How to complete this task: Every line from the one with "Serialize everything readable" to the end of the data needs to be copied exactly, and no line before it.

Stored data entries
━━━━━━━━━━━━━━━━━━━━━━━━━━━━━━

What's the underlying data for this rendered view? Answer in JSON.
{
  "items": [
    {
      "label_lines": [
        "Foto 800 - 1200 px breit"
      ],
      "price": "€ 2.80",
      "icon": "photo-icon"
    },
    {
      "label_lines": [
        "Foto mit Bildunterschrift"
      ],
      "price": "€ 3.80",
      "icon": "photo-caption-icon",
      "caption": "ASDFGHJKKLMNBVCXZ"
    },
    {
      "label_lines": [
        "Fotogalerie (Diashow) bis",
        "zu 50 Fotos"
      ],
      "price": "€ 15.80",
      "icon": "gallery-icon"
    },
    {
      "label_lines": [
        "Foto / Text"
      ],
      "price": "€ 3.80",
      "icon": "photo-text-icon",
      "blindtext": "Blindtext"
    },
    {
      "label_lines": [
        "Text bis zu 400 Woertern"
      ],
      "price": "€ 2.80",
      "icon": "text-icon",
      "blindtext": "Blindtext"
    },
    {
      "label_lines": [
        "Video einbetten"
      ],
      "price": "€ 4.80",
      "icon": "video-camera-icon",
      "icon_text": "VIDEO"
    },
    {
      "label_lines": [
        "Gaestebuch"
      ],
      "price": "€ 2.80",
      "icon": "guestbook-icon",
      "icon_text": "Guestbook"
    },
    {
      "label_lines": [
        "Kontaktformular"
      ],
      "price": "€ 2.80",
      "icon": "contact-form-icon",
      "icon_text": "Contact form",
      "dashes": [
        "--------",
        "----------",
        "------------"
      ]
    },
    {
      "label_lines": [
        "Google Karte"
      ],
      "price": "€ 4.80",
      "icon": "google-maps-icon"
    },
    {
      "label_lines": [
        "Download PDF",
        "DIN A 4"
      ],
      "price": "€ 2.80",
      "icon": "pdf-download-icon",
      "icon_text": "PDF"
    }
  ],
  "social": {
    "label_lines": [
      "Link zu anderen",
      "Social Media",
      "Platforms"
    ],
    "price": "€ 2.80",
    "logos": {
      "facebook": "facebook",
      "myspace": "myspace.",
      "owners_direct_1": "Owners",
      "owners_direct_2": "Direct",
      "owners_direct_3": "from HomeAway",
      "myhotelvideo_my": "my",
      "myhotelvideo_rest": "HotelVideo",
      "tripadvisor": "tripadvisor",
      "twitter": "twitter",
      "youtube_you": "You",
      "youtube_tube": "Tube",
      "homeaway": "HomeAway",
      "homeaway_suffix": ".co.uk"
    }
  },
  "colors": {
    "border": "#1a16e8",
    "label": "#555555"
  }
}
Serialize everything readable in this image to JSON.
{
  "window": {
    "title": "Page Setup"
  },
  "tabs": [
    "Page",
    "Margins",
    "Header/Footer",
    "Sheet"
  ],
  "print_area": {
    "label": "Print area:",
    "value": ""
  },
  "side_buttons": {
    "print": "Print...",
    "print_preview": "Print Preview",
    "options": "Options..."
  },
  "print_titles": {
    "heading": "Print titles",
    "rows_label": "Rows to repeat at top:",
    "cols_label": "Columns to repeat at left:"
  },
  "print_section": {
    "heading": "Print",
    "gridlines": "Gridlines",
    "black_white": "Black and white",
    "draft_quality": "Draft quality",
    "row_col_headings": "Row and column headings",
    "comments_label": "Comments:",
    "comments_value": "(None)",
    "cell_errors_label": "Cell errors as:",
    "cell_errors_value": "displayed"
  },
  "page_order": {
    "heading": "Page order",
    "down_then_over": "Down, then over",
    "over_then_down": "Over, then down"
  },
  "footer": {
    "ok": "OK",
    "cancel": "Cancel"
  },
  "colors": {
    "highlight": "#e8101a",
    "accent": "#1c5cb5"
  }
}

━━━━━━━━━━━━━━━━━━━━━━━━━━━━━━

Your solution:
Serialize everything readable in this image to JSON.
{
  "window": {
    "title": "Page Setup"
  },
  "tabs": [
    "Page",
    "Margins",
    "Header/Footer",
    "Sheet"
  ],
  "print_area": {
    "label": "Print area:",
    "value": ""
  },
  "side_buttons": {
    "print": "Print...",
    "print_preview": "Print Preview",
    "options": "Options..."
  },
  "print_titles": {
    "heading": "Print titles",
    "rows_label": "Rows to repeat at top:",
    "cols_label": "Columns to repeat at left:"
  },
  "print_section": {
    "heading": "Print",
    "gridlines": "Gridlines",
    "black_white": "Black and white",
    "draft_quality": "Draft quality",
    "row_col_headings": "Row and column headings",
    "comments_label": "Comments:",
    "comments_value": "(None)",
    "cell_errors_label": "Cell errors as:",
    "cell_errors_value": "displayed"
  },
  "page_order": {
    "heading": "Page order",
    "down_then_over": "Down, then over",
    "over_then_down": "Over, then down"
  },
  "footer": {
    "ok": "OK",
    "cancel": "Cancel"
  },
  "colors": {
    "highlight": "#e8101a",
    "accent": "#1c5cb5"
  }
}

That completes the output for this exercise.